On May 16, 1960, Judge J. Skelly Wright mandated a plan for integration of New Orleans’s public schools. Wright believed this action was necessary because the school board had not complied with Brown v. Board of Education’s directive to integrate “with all deliberate speed” in 1954 or Wright’s previous 1956 order to the Orleans Parish School Board (OPSB) to prepare for integration. The judge’s plan was the first court-ordered school integration plan in the country and was originally scheduled to take effect at the start of the 1960 fall semester. Wright’s plan gave families an option—all children entering first grade could choose to attend the school nearest their home, whether it was a formerly all-white or formerly all-black school, or stay at the school they had attended the previous year.1

While debate raged among parents, politicians, and community leaders about whether schools should comply with Wright’s order or close, OPSB was granted a stay in the desegregation order. Instead of taking effect at the start of the fall semester, the date of implementation moved to November 14, 1960.2 In an act of rebellion against the looming desegregation deadline, the state legislature declared November 14 a holiday and ordered all parish school boards to close their schools. OPSB was the only school board in the state to open its schools as usual, in direct defiance of the state legislature.3

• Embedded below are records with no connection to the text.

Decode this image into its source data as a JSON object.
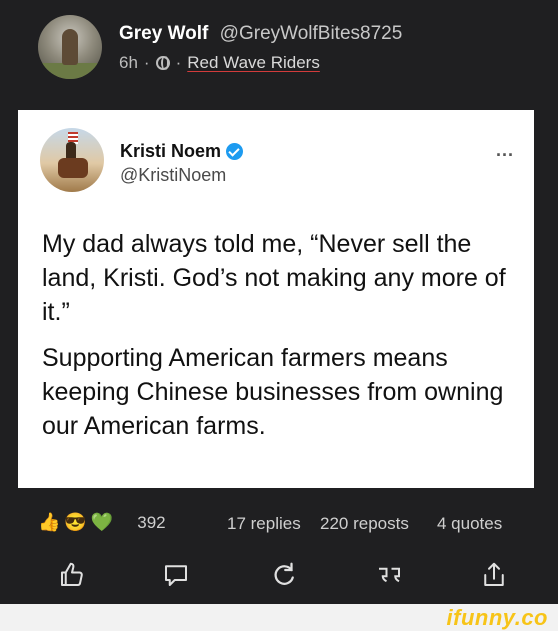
{
  "post": {
    "author_name": "Grey Wolf",
    "author_handle": "@GreyWolfBites8725",
    "time": "6h",
    "separator": "·",
    "community": "Red Wave Riders"
  },
  "tweet": {
    "name": "Kristi Noem",
    "handle": "@KristiNoem",
    "more": "...",
    "paragraph1": "My dad always told me, “Never sell the land, Kristi. God’s not making any more of it.”",
    "paragraph2": "Supporting American farmers means keeping Chinese businesses from owning our American farms."
  },
  "stats": {
    "reaction_count": "392",
    "replies": "17 replies",
    "reposts": "220 reposts",
    "quotes": "4 quotes"
  },
  "icons": {
    "like": "like-icon",
    "reply": "reply-icon",
    "repost": "repost-icon",
    "quote": "quote-icon",
    "share": "share-icon"
  },
  "footer": {
    "logo": "ifunny.co"
  },
  "colors": {
    "background": "#1f1f21",
    "card": "#ffffff",
    "verified": "#1d9bf0",
    "logo": "#f7c418",
    "community_underline": "#d23b3b"
  }
}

Although it technically complied with Wright’s order, OPSB also used tactics designed to thwart the actual integration of its schools, such as the pupil placement law. This law placed the burden of integration on black families: black children were automatically assigned to a black school, unless they applied for a transfer to an all-white school. Some of the criteria used to evaluate transfer applications included intelligence tests, scholastic aptitude, the student’s home environment, and fourteen other categories—many of which were vague and subjective. OPSB received 138 applications for transfer for the fall 1960 semester; one was from a white student (it was rejected), and 137 were from black students—only five were approved.4

Three of the approved transfer applicants were Gail Etiénne, Tessie Prevost, and Leona Tate, and they became the first black students to attend McDonogh 19 Elementary School on November 14, 1960. The three six-year-old girls were accompanied by their parents and US marshals so that they could safely pass through the large mob that was screaming and yelling insults at them outside of the school.5 White parents immediately began pulling their children out of the school, and by the end of the day on November 14, no white students were attending classes at McDonogh.6 Gail, Tessie, and Leona continued to attend classes as the sole students at McDonogh for the rest of the 1960–1961 school year.

Each of the three women who, as girls, integrated McDonogh 19 has vivid memories of that event. As you hear from Tessie, Gail, and Leona about their experiences, listen closely to the words and imagery that each person uses to tell her story.

[1]The New Orleans School Crisis, report by the Louisiana State Advisory Committee to the United States Commission on Civil Rights (Washington DC, Government Printing Office, 1961), 6.

[2] The New Orleans School Crisis, 10.

[3] The New Orleans School Crisis, 14.

[4] Adam Fairclough, Race and Democracy: The Civil Rights Struggle in Louisiana, 1915–1972 (Athens: University of Georgia Press, 1995), 234–35.

[5] Liva Baker, The Second Battle of New Orleans: The Hundred-Year Struggle to Integrate the Schools (New York: HarperCollins, 2007), 401.

[6] The New Orleans School Crisis, 14, 25.